How To Check Gear Oil Levels: When, Where + How To Change ItWritten on .
Without sufficient oil, your gearbox can lead to a shaky ride, difficulty shifting gears, or total gearbox failure. Learn how to check gear oil levels here.
Within your vehicle, a gearbox is one of the most essential components. If your gearbox fails, you may experience grinding, shaking, or jerking, which can eventually lead to gearbox failure or a damaged transmission. Each, on its own, can make your car unsafe to drive or undriveable altogether.
To prevent such damage and defects, it's important to check your gearbox oil level regularly. Here's how to check gear oil levels at home:
How To Check Your Gearbox Oil Level
To obtain a dipstick reading, your engine needs to be running, and your oil needs to be warm.
- Start by parking your vehicle on a flat surface.
- Activate the brake.
- Leave it idle until the engine warms.
- After a few minutes, open the vehicle bonnet.
- Find the gear oil dipstick.
- This is usually positioned near the back of the engine compartment.
- Pull out the dipstick.
- Wipe it clean with a cloth or towel.
- Reinsert the dipstick.
- Now, take the dipstick back out and check the oil.
- Most dipsticks feature a "cross-hatch" pattern where the oil level should sit.
- You may also see "hot" and "cold" lines - your oil should never go above the 'hot' line.
- If your oil is running low, top it up until it reaches the "fill" level. You may need a long-neck funnel.
- Once it's topped up, you can reinsert the dipstick.
You're done! Just keep in mind that your gearbox oil level should never drop noticeably between oil changes. If you need to top it up significantly to reach the correct level, check for leaks or get in touch with your local Autofusion for an inspection/repair package.
Why Do You Need To Check The Gearbox Oil Level?
Your car's gearbox is the second stage of the transmission system. It's often bolted to the rear of your engine, and it's used to change the speed of your motor (or to increase the output or torque).
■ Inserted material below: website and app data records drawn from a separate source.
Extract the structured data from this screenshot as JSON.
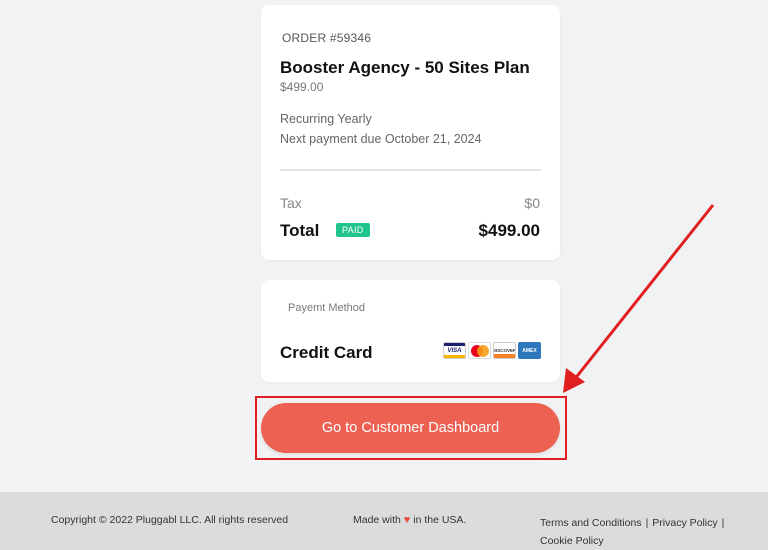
{
  "order": {
    "number": "ORDER #59346",
    "plan_name": "Booster Agency - 50 Sites Plan",
    "plan_price": "$499.00",
    "recurring": "Recurring Yearly",
    "next_payment": "Next payment due October 21, 2024",
    "tax_label": "Tax",
    "tax_value": "$0",
    "total_label": "Total",
    "paid_badge": "PAID",
    "total_value": "$499.00"
  },
  "payment": {
    "label": "Payemt Method",
    "type": "Credit Card",
    "logos": {
      "visa": "VISA",
      "discover": "DISCOVER",
      "amex": "AMEX"
    }
  },
  "cta": {
    "label": "Go to Customer Dashboard"
  },
  "footer": {
    "copyright": "Copyright © 2022 Pluggabl LLC. All rights reserved",
    "made_with_prefix": "Made with",
    "made_with_suffix": "in the USA.",
    "heart": "♥",
    "links": {
      "terms": "Terms and Conditions",
      "privacy": "Privacy Policy",
      "cookie": "Cookie Policy",
      "separator": "|"
    }
  },
  "colors": {
    "accent_button": "#ed6153",
    "paid_badge": "#21c38f",
    "annotation_red": "#e02020",
    "page_bg": "#f1f2f4",
    "footer_bg": "#dcdcdc"
  }
}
Put simply, a gearbox is made up of a series of gears that are designed to offer more power and less speed, or less power and greater speed, if required.
If you let your car run low on gearbox oil, your transmission can shift improperly or not at all. You may find yourself missing gears or feeling a "grinding sensation" when you're driving. Inadequate oil levels can permanently harm your gearbox, resulting in costly repairs.
The oil in your gearbox is there to prevent its metal teeth from grinding on gears and causing metal-to-metal fiction, which can damage your car's components.
How Often Should You Check Your Gearbox Oil Level?
It's recommended that you check all primary fluid levels in your car at least once a month. This includes your engine oil, gearbox oil level, transmission fluid, and steering fluid.
Most manual gearboxes need an oil change every 30,000-50,000 miles. Automatic gearboxes differ and may require changes between 60,000-100,000 miles.
If you book an engine oil and filter change with Autofusion today, we'll ensure your gearbox is in peak condition as part of our service.